**WORK ITEM:** Within the records, which lines hold the string "true"? Report each one by copying it.

^^^^

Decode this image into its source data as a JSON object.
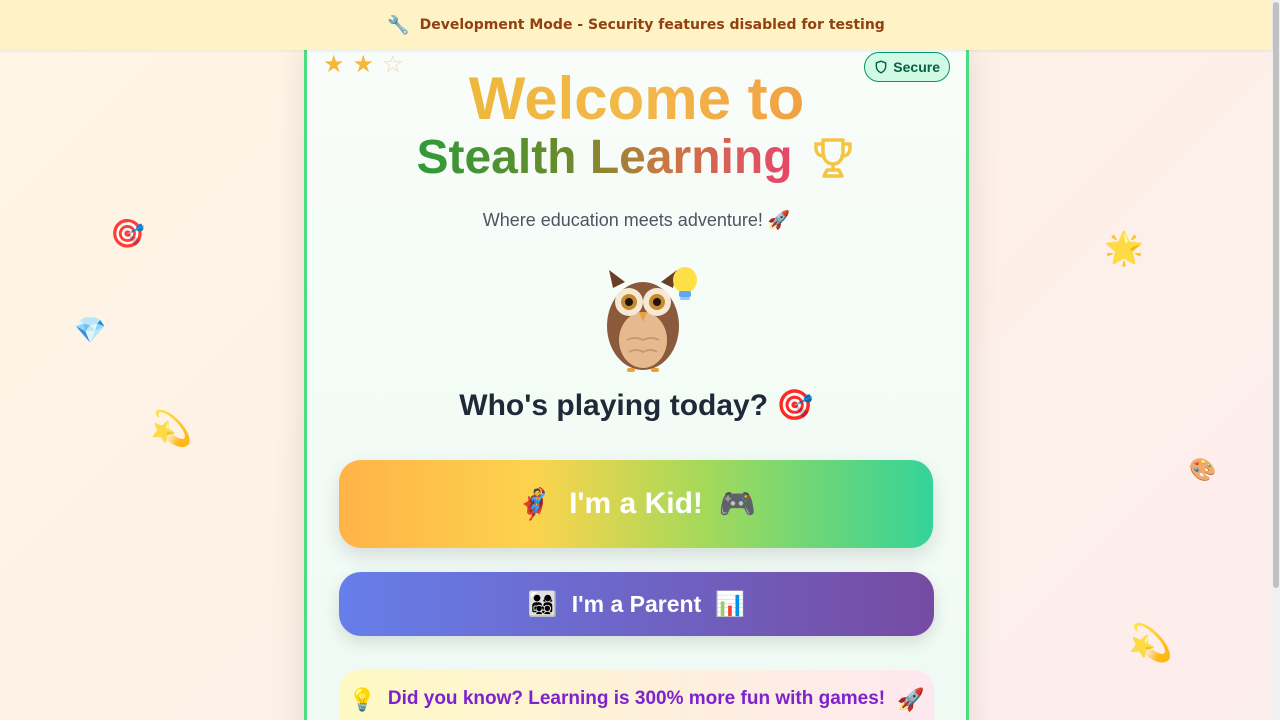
{
  "banner": {
    "icon": "wrench-icon",
    "text": "Development Mode - Security features disabled for testing"
  },
  "decorations": {
    "floating_icons": [
      "target-icon",
      "gem-icon",
      "sparkle-star-icon",
      "glowing-star-icon",
      "palette-icon",
      "dizzy-star-icon"
    ]
  },
  "card": {
    "stars": {
      "filled": 2,
      "total": 3
    },
    "secure_badge": {
      "icon": "shield-icon",
      "label": "Secure"
    },
    "title_line1": "Welcome to",
    "title_line2": "Stealth Learning",
    "title_icon": "trophy-icon",
    "subtitle": "Where education meets adventure! 🚀",
    "mascot": "owl-icon",
    "mascot_accessory": "lightbulb-icon",
    "question": "Who's playing today? 🎯",
    "kid_button": {
      "icon_left": "🦸",
      "label": "I'm a Kid!",
      "icon_right": "🎮"
    },
    "parent_button": {
      "icon_left": "👨‍👩‍👧‍👦",
      "label": "I'm a Parent",
      "icon_right": "📊"
    },
    "fun_fact": {
      "icon_left": "💡",
      "text": "Did you know? Learning is 300% more fun with games!",
      "icon_right": "🚀"
    }
  },
  "colors": {
    "banner_bg": "#fef3c7",
    "banner_text": "#92400e",
    "card_border": "#4ade80",
    "secure_bg": "#d1fae5",
    "secure_text": "#065f46",
    "parent_gradient": [
      "#667eea",
      "#764ba2"
    ],
    "fact_text": "#7e22ce"
  }
}
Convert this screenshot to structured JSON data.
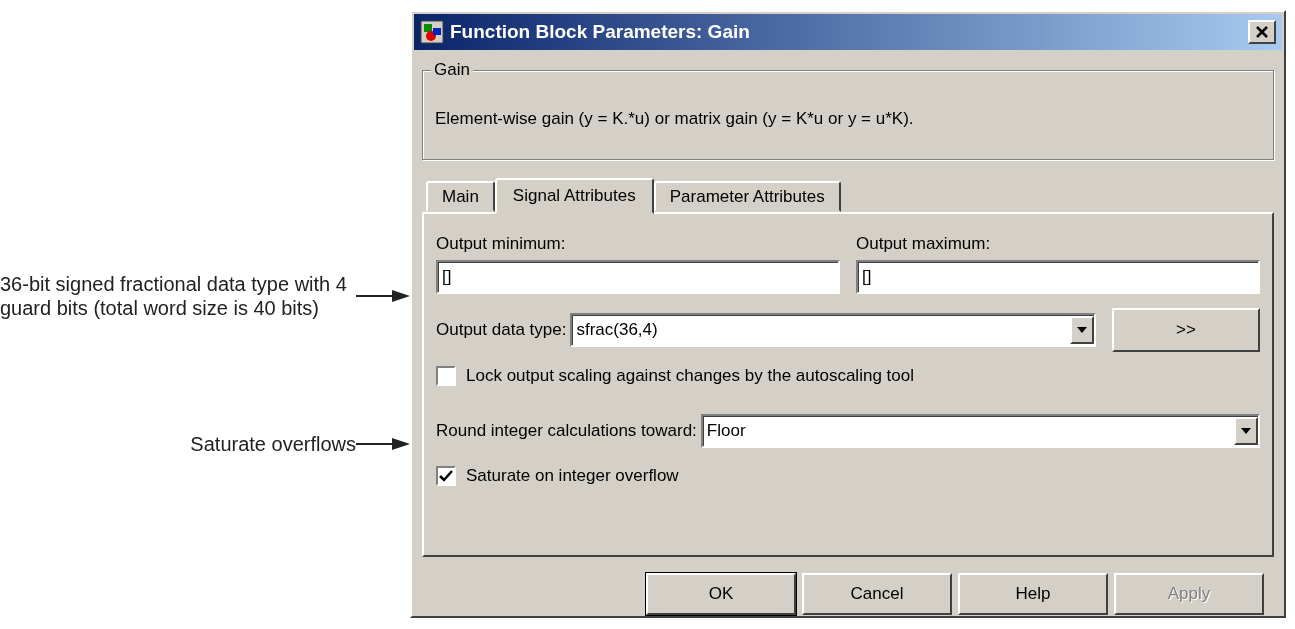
{
  "annotations": [
    {
      "text": "36-bit signed fractional data type with 4 guard bits (total word size is 40 bits)"
    },
    {
      "text": "Saturate overflows"
    }
  ],
  "dialog": {
    "title": "Function Block Parameters: Gain",
    "group": {
      "label": "Gain",
      "description": "Element-wise gain (y = K.*u) or matrix gain (y = K*u or y = u*K)."
    },
    "tabs": [
      {
        "label": "Main",
        "selected": false
      },
      {
        "label": "Signal Attributes",
        "selected": true
      },
      {
        "label": "Parameter Attributes",
        "selected": false
      }
    ],
    "output_minimum": {
      "label": "Output minimum:",
      "value": "[]"
    },
    "output_maximum": {
      "label": "Output maximum:",
      "value": "[]"
    },
    "output_data_type": {
      "label": "Output data type:",
      "value": "sfrac(36,4)",
      "button": ">>"
    },
    "lock_scaling": {
      "label": "Lock output scaling against changes by the autoscaling tool",
      "checked": false
    },
    "round": {
      "label": "Round integer calculations toward:",
      "value": "Floor"
    },
    "saturate": {
      "label": "Saturate on integer overflow",
      "checked": true
    },
    "buttons": [
      {
        "label": "OK",
        "default": true,
        "disabled": false
      },
      {
        "label": "Cancel",
        "default": false,
        "disabled": false
      },
      {
        "label": "Help",
        "default": false,
        "disabled": false
      },
      {
        "label": "Apply",
        "default": false,
        "disabled": true
      }
    ]
  }
}
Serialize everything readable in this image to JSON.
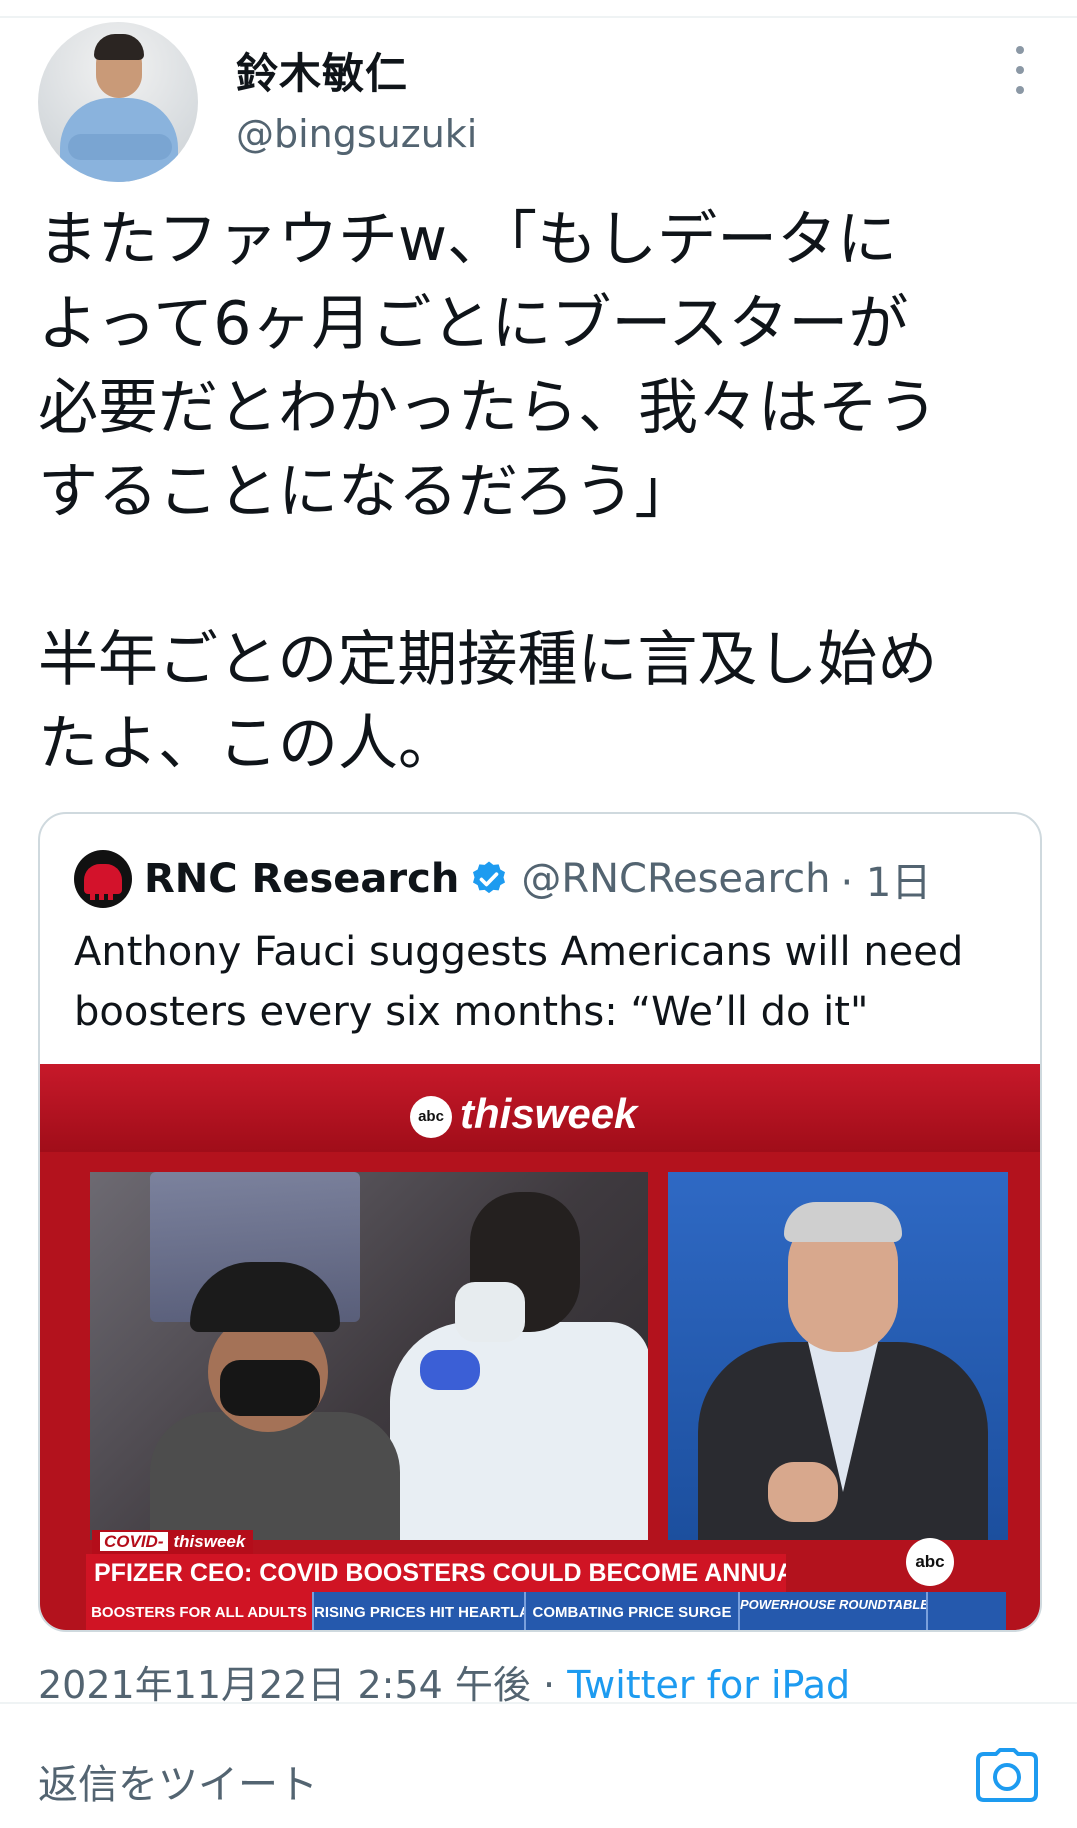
{
  "author": {
    "name": "鈴木敏仁",
    "handle": "@bingsuzuki"
  },
  "tweet": {
    "lines": [
      "またファウチw、「もしデータに",
      "よって6ヶ月ごとにブースターが",
      "必要だとわかったら、我々はそう",
      "することになるだろう」",
      "",
      "半年ごとの定期接種に言及し始め",
      "たよ、この人。"
    ]
  },
  "quote": {
    "name": "RNC Research",
    "handle": "@RNCResearch",
    "time": "· 1日",
    "text": "Anthony Fauci suggests Americans will need boosters every six months: “We’ll do it\""
  },
  "video": {
    "network": "abc",
    "show": "thisweek",
    "tag_key": "COVID-",
    "tag_show": "thisweek",
    "headline": "PFIZER CEO: COVID BOOSTERS COULD BECOME ANNUAL",
    "lower_third": [
      "BOOSTERS FOR ALL ADULTS",
      "RISING PRICES HIT HEARTLAND",
      "COMBATING PRICE SURGE",
      "POWERHOUSE ROUNDTABLE"
    ]
  },
  "meta": {
    "timestamp": "2021年11月22日 2:54 午後",
    "separator": "·",
    "source": "Twitter for iPad"
  },
  "reply": {
    "placeholder": "返信をツイート"
  },
  "colors": {
    "link": "#1d9bf0",
    "secondary_text": "#536471",
    "verified": "#1d9bf0"
  },
  "icons": [
    "more-icon",
    "verified-icon",
    "camera-icon"
  ]
}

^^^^

**COMPLETED EXERCISE:**
        "selected": true
      "checked": true
        "default": true,
        "disabled": true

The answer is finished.